It may be a bit presumptuous to reach the conclusion that acquisitions may have peaked with AstraZeneca paying $15.6 billion for MedImmune in April and Schering-Plough's acquisition of Organon Biosciences BV for $14.4 billion a month earlier (especially noteworthy since Schering's CEO Fred Hassan had publicly stated that acquisition pricing had become "breathtaking"). One could further point to numerous sub or near billion dollar acquisition of smaller biotech companies and technologies (e.g. RNAi) by bigger players such as Pfizer, Merck, J&J among others.

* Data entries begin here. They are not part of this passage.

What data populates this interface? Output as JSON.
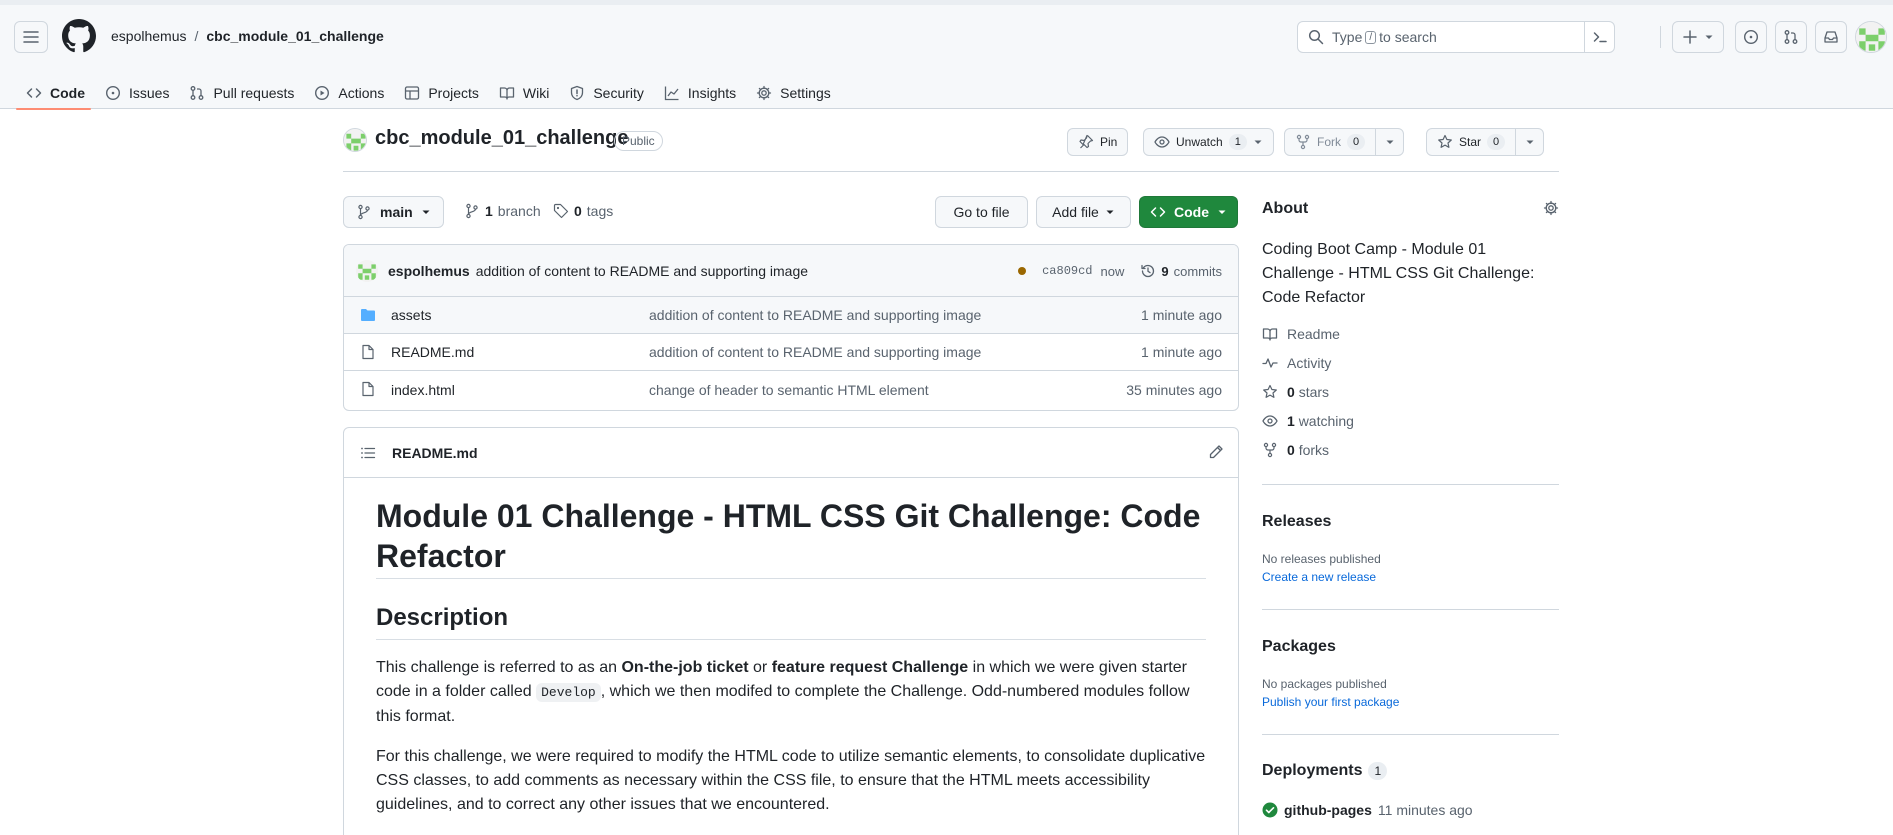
{
  "header": {
    "breadcrumb": {
      "owner": "espolhemus",
      "separator": "/",
      "repo": "cbc_module_01_challenge"
    },
    "search": {
      "prefix": "Type",
      "key": "/",
      "suffix": "to search"
    }
  },
  "tabs": [
    {
      "label": "Code",
      "icon": "code-icon",
      "active": true
    },
    {
      "label": "Issues",
      "icon": "issue-icon"
    },
    {
      "label": "Pull requests",
      "icon": "pull-request-icon"
    },
    {
      "label": "Actions",
      "icon": "play-icon"
    },
    {
      "label": "Projects",
      "icon": "table-icon"
    },
    {
      "label": "Wiki",
      "icon": "book-icon"
    },
    {
      "label": "Security",
      "icon": "shield-icon"
    },
    {
      "label": "Insights",
      "icon": "graph-icon"
    },
    {
      "label": "Settings",
      "icon": "gear-icon"
    }
  ],
  "repo": {
    "name": "cbc_module_01_challenge",
    "visibility": "Public",
    "pin_label": "Pin",
    "unwatch_label": "Unwatch",
    "watch_count": "1",
    "fork_label": "Fork",
    "fork_count": "0",
    "star_label": "Star",
    "star_count": "0"
  },
  "controls": {
    "branch": "main",
    "branch_count": "1",
    "branch_label": "branch",
    "tag_count": "0",
    "tag_label": "tags",
    "goto_file": "Go to file",
    "add_file": "Add file",
    "code": "Code"
  },
  "commit": {
    "author": "espolhemus",
    "message": "addition of content to README and supporting image",
    "sha": "ca809cd",
    "time": "now",
    "count": "9",
    "count_label": "commits",
    "status_color": "#9a6700"
  },
  "files": [
    {
      "name": "assets",
      "type": "folder",
      "message": "addition of content to README and supporting image",
      "age": "1 minute ago"
    },
    {
      "name": "README.md",
      "type": "file",
      "message": "addition of content to README and supporting image",
      "age": "1 minute ago"
    },
    {
      "name": "index.html",
      "type": "file",
      "message": "change of header to semantic HTML element",
      "age": "35 minutes ago"
    }
  ],
  "readme": {
    "filename": "README.md",
    "title": "Module 01 Challenge - HTML CSS Git Challenge: Code Refactor",
    "section": "Description",
    "p1": {
      "a": "This challenge is referred to as an ",
      "b1": "On-the-job ticket",
      "c": " or ",
      "b2": "feature request Challenge",
      "d": " in which we were given starter code in a folder called ",
      "code": "Develop",
      "e": ", which we then modifed to complete the Challenge. Odd-numbered modules follow this format."
    },
    "p2": "For this challenge, we were required to modify the HTML code to utilize semantic elements, to consolidate duplicative CSS classes, to add comments as necessary within the CSS file, to ensure that the HTML meets accessibility guidelines, and to correct any other issues that we encountered."
  },
  "about": {
    "heading": "About",
    "description": "Coding Boot Camp - Module 01 Challenge - HTML CSS Git Challenge: Code Refactor",
    "readme": "Readme",
    "activity": "Activity",
    "stars_count": "0",
    "stars_label": "stars",
    "watching_count": "1",
    "watching_label": "watching",
    "forks_count": "0",
    "forks_label": "forks"
  },
  "releases": {
    "heading": "Releases",
    "empty": "No releases published",
    "link": "Create a new release"
  },
  "packages": {
    "heading": "Packages",
    "empty": "No packages published",
    "link": "Publish your first package"
  },
  "deployments": {
    "heading": "Deployments",
    "count": "1",
    "env": "github-pages",
    "time": "11 minutes ago",
    "status_color": "#1f883d"
  },
  "colors": {
    "accent": "#0969da",
    "primary_button": "#1f883d",
    "tab_underline": "#fd8c73",
    "folder": "#54aeff"
  }
}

My thesis is that senior pharmaceutical executives recognize that they may not be able to buy their way to more success in their business. There is a lot of "low hanging fruit" they need to continue to address including bureaucratic, inefficient R&D; bloated sales and marketing forces having less and less impact on their target constituencies; and excess manufacturing capacity resulting from past tax incentives and mergers. There is clear cut evidence that the mega mergers of the past have done little to enhance shareholder value and that many of the smaller biotechnology acquisitions and/or licensing deals have not produced the promised results.

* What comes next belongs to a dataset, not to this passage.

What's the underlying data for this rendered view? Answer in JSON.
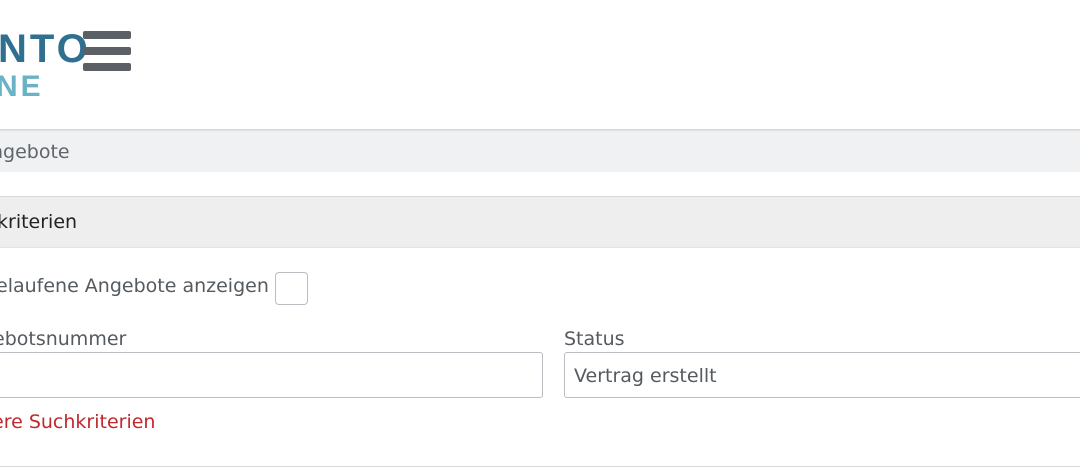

Thus, is there is reduced incentive to buy companies such as Biogen-Idec or Genzyme. The noted investor Carl Icahn bought 1% of BIIB stock earlier this year, increased his stake to 3% quickly, announced that the company was vastly undervalued, driving the stock price up by 50% and forcing management to shop the company. Rumors abounded about interest by Pfizer and Schering Plough among several others, but in the end NO ONE bid for the company and the shares fell over 25%. While Mr. Icahn benefited handsomely form this deal, one could imagine that BIIB's management were greatly distracted and taken away from their duties resulting in lost opportunities for no valued result. The major lesson learned from the acquisition side is that Pharmaceutical Business Development executives will not (and should not) pay any price asked for a deal.
In the case of Genzyme, Henry Termeer the CEO is faced with similar circumstances from the same billionaire investor, Carl Icahn. He will likely apply the same pressure tactics to sell the company. Termeer has seemingly intentionally made a strong case that his company's value is too rich (nearly $20 billion market cap), that he doesn't need a partner since he is in a highly specialized area with good vertical integration and finally that his product set of highly specialized, expensive near-orphan like drugs don't lend themselves to the culture of a big pharmaceutical company. Time will tell whether Temeer's strategy will be viable.
In the meanwhile we are in for some interesting times!